** Opening Exercise data block **

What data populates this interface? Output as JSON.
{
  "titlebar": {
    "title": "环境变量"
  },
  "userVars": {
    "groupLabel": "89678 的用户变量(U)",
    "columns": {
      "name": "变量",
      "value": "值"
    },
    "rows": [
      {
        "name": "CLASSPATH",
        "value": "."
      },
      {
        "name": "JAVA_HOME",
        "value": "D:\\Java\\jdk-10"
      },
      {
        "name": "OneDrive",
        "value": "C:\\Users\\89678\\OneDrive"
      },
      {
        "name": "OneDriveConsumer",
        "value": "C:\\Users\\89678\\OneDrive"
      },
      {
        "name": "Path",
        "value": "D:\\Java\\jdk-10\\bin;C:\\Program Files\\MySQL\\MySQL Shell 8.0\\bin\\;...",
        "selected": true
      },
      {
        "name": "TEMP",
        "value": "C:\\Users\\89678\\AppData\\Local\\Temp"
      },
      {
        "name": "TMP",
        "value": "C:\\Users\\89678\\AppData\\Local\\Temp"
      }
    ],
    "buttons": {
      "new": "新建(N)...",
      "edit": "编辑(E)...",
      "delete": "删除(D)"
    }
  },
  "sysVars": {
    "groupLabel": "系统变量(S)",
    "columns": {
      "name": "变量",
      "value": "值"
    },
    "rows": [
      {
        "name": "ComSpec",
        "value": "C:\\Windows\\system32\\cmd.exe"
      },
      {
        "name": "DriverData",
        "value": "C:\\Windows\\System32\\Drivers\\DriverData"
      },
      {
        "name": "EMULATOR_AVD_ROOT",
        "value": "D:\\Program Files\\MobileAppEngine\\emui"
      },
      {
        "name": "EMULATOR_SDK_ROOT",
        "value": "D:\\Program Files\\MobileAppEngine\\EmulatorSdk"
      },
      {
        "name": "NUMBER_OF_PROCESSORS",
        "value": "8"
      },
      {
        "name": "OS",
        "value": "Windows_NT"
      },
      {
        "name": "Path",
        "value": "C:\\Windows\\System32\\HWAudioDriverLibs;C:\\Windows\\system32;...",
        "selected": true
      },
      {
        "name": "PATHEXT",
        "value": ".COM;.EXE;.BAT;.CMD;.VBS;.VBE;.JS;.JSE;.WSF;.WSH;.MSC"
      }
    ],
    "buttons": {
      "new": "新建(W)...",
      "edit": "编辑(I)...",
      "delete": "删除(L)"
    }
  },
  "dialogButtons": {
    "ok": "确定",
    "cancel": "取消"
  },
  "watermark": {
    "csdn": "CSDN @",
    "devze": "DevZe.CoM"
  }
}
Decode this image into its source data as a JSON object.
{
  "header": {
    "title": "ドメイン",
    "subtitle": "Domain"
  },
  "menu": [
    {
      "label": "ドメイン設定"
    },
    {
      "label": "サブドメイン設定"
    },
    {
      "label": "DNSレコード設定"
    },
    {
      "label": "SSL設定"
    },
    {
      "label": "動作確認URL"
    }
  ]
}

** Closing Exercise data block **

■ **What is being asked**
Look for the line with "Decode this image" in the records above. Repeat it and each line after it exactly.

■ **Answer below**
Decode this image into its source data as a JSON object.
{
  "header": {
    "title": "ドメイン",
    "subtitle": "Domain"
  },
  "menu": [
    {
      "label": "ドメイン設定"
    },
    {
      "label": "サブドメイン設定"
    },
    {
      "label": "DNSレコード設定"
    },
    {
      "label": "SSL設定"
    },
    {
      "label": "動作確認URL"
    }
  ]
}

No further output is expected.